Donating blood in the way I did, i.e. “Safe…simple…saves lives” brings to mind one whose donation was a completely different matter. 

The Gospel accounts make crystal clear the fact that the Passion and Crucifixion of Jesus was anything but safe or simple for Him.  This is something that He was aware of as it approached as He prayed in the garden, saying in Luke 22:42,

 “Father, if you are willing, remove this cup from me. Nevertheless, not my will, but yours, be done.”

But saving lives?  That Jesus did, in ways that the mere giving of blood I did today does not, cannot, and should not ever compare.

Sure, lives may be saved through the blood I gave, but those lives are saved for but a moment.  The people receiving the blood I gave will die someday, and the giving of blood on my part, as meritorious as it could be made to sound, will not add one second to my life.

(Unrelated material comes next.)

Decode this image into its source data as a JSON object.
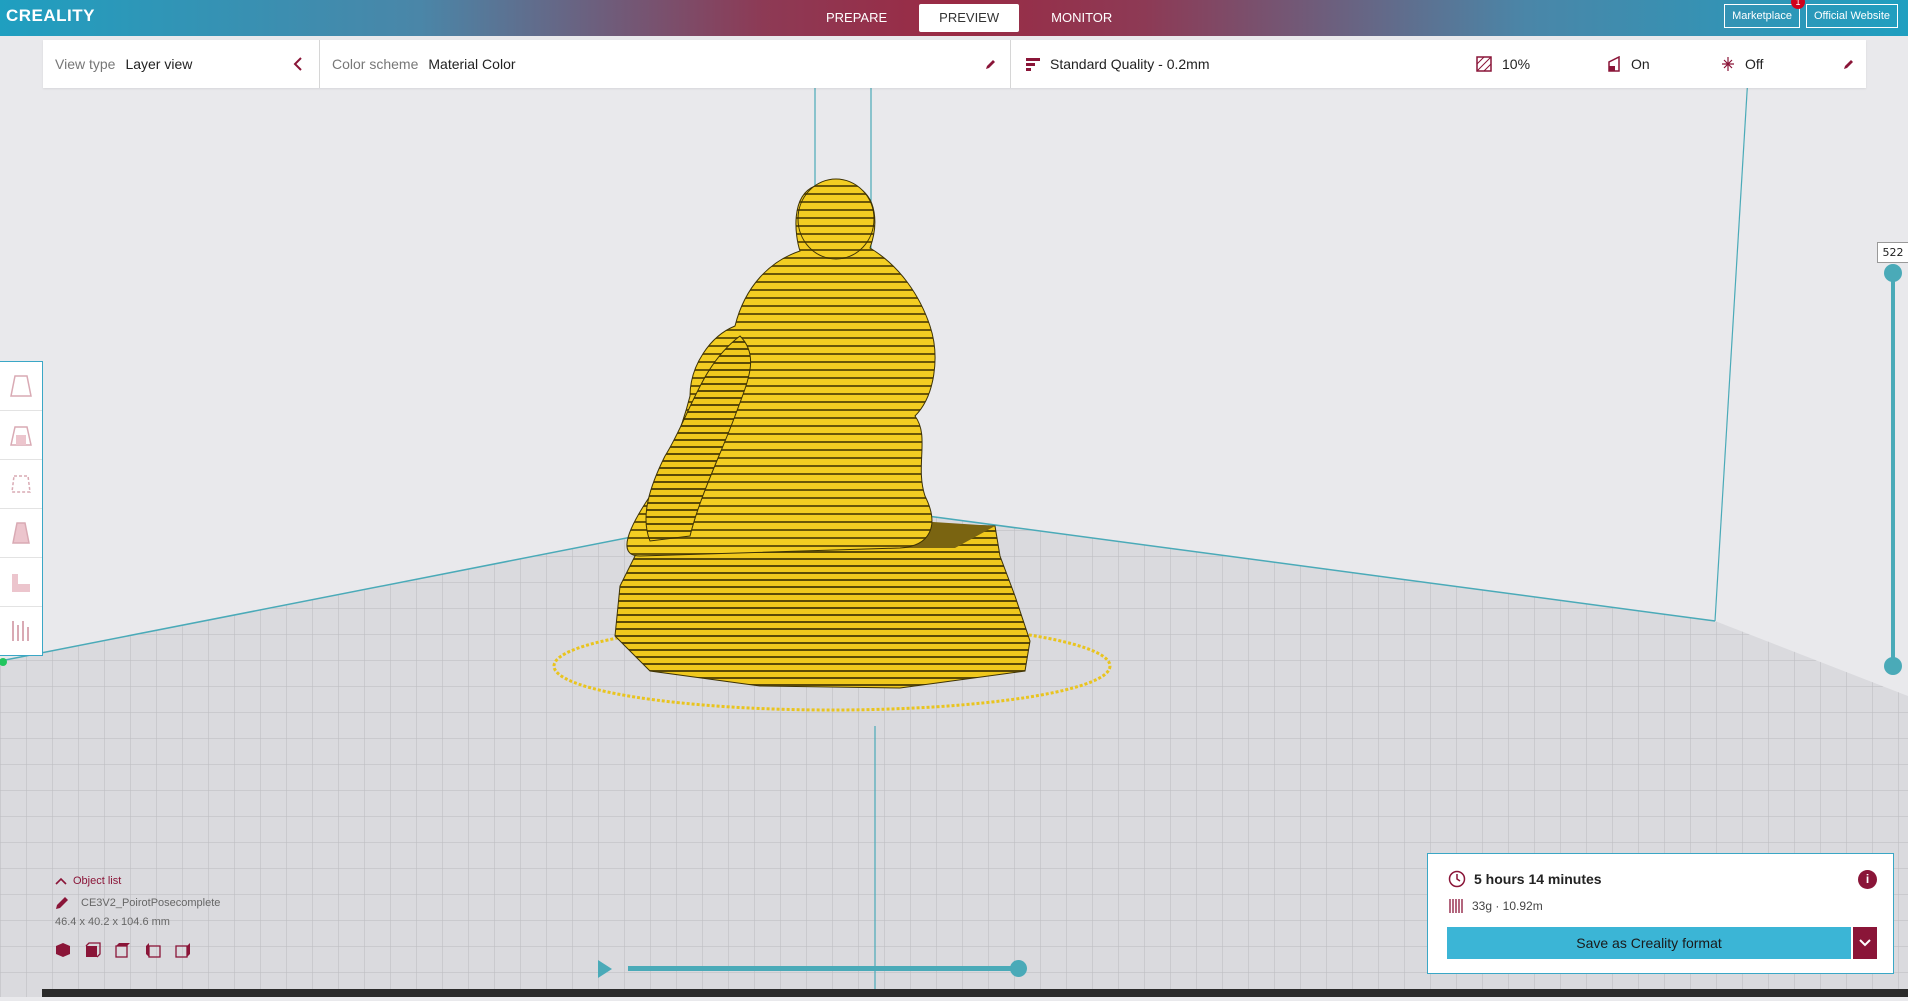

But the blood of Jesus, poured out for those who call on Him in faith, brings eternal life.  One passage, of several, that teaches this is in Revelation 7:13-14, where John writes,

“Then one of the elders addressed me, saying, “Who are these, clothed in white robes, and from where have they come?” I said to him, “Sir, you know.” And he said to me, “These are the ones coming out of the great tribulation. They have washed their robes and made them white in the blood of the Lamb.”

Today I am thankful that Jesus has given blood, a donation that saves lives for eternity.

Scripture quotations are from The Holy Bible, English Standard Version® (ESV®), copyright © 2001 by Crossway, a publishing ministry of Good News Publishers. Used by permission. All rights reserved.

The photo is from the Mayo Blood Donor Center website.